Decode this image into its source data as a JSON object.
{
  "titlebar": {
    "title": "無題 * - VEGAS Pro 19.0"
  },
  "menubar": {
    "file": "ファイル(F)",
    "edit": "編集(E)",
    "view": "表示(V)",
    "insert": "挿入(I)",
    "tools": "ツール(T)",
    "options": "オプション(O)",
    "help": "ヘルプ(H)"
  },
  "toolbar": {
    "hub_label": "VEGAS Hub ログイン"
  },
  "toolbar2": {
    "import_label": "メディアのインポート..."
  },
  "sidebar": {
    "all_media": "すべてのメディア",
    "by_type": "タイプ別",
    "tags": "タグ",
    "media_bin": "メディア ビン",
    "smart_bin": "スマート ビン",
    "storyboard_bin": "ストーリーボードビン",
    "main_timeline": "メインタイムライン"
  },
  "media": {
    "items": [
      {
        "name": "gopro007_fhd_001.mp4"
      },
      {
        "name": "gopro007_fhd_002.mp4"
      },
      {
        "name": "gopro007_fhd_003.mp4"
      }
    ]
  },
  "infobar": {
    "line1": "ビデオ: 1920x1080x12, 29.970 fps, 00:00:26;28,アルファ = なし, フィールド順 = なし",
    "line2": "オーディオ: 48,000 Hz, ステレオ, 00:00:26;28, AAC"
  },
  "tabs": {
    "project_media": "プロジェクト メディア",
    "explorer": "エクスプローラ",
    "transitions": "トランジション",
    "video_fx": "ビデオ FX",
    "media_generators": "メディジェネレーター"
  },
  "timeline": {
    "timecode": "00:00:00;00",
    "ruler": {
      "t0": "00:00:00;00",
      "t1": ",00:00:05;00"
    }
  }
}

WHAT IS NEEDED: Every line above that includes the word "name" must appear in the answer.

RESPONSE TO THIS EXERCISE:
        "name": "gopro007_fhd_001.mp4"
        "name": "gopro007_fhd_002.mp4"
        "name": "gopro007_fhd_003.mp4"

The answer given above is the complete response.